From the company’s perspective, fostering a culture of intrapreneurship brings significant advantages. First is the bandwidth to test out new ideas and to maintain a constant stream of innovation. As young companies move towards establishing their business models, rarely does a lack of ideas keep them from innovating.  It’s usually the limited capacity to test and iterate to find the best ideas and the best implementations. Recruiting motivated intrapreneurs can move this innovation forward. Second is the ability to create a recruiting pipeline of top talent and a team always thinking five steps out – especially when these intrapreneurs are students or young professionals where no long-term commitment is assumed at the outset. This just requires the management team’s dedication to cultivate internal leaders and to invest in them professionally.

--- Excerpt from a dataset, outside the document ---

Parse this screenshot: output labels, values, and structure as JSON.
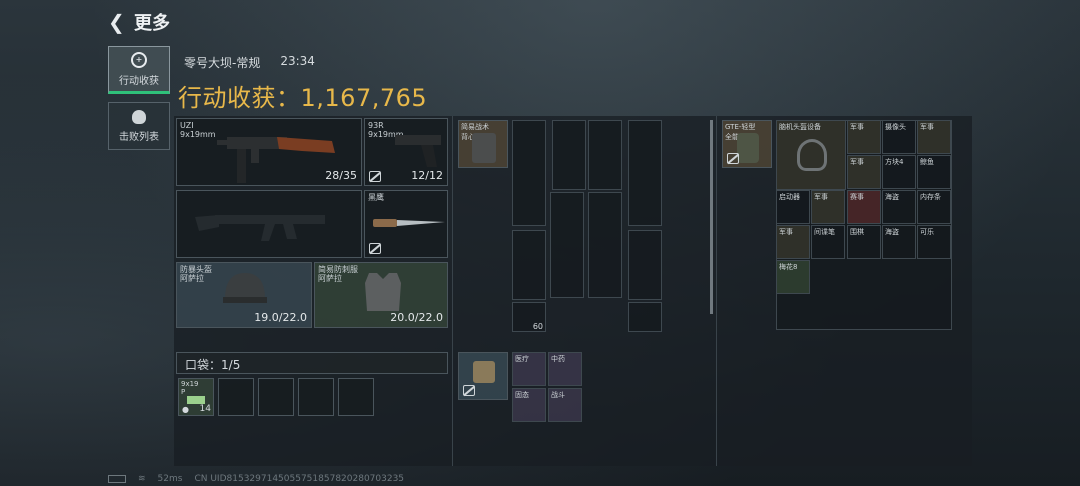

Be mission-driven
Social entrepreneurship is facing a serious problem of ego. Too frequently, I have seen friends launch new nonprofits or social enterprises that largely duplicate the work of existing organizations and never scale, creating limited social impact. Two principal motivations seem to drive this duplication: 1) the desire to have complete ownership of the organization that is founded, with the sexiness that ownership confers; and 2) a genuine frustration with current existing solutions. Then, of course, there are just some bad ideas and stale social enterprise models.

Good social entrepreneurship should be driven by passion for achieving the social mission – everything else is just a vehicle to do so. So, if you are passionate about a social or economic issue – unemployment, to take a salient example – the best first step is to explore the structural causes of the issue and next examine what solutions have been developed. Learn from the past success and failures.

For sure, I have fallen trap to the ‘solution excitement’ on numerous occasions. Ultimately, what I have found is that there is a significant amount of existing momentum in ‘social enterprises’ that can be guided towards greater social gains. Assured Labor is growing close to 500,000 workers registered. One of the questions I have been helping answer at Assured Labor is how we can always make and keep the SMS jobs platform relevant for the lowest income brackets so the next 500,000 workers and the million after that; how can we disrupt hiring in Latin America and make it more equitable? Had I gone on to found my own company, the chances are slim I could have grown it to a user base of that size in so little time. Now, I’ve had the opportunity to inject ideas and growth opportunities that do positively affect a huge market of job seekers. So, part of being mission driven is also being intrapreneurial.

Sometimes it really is too hard to alter existing institutions and change needs to be driven from the outside. We need to be more analytical about founding of nonprofits and social enterprises. If you are thinking about doing so, first look at what organizations, companies, and other forms of innovations already exist in order to find opportunities to create changes from within. Lastly, if you want an opportunity to build an organization or company from the ground up because of the excitement, go for it – just steer clear of marketing yourself as the bleeding heart type, because you can muddle what is going to create impact in this world.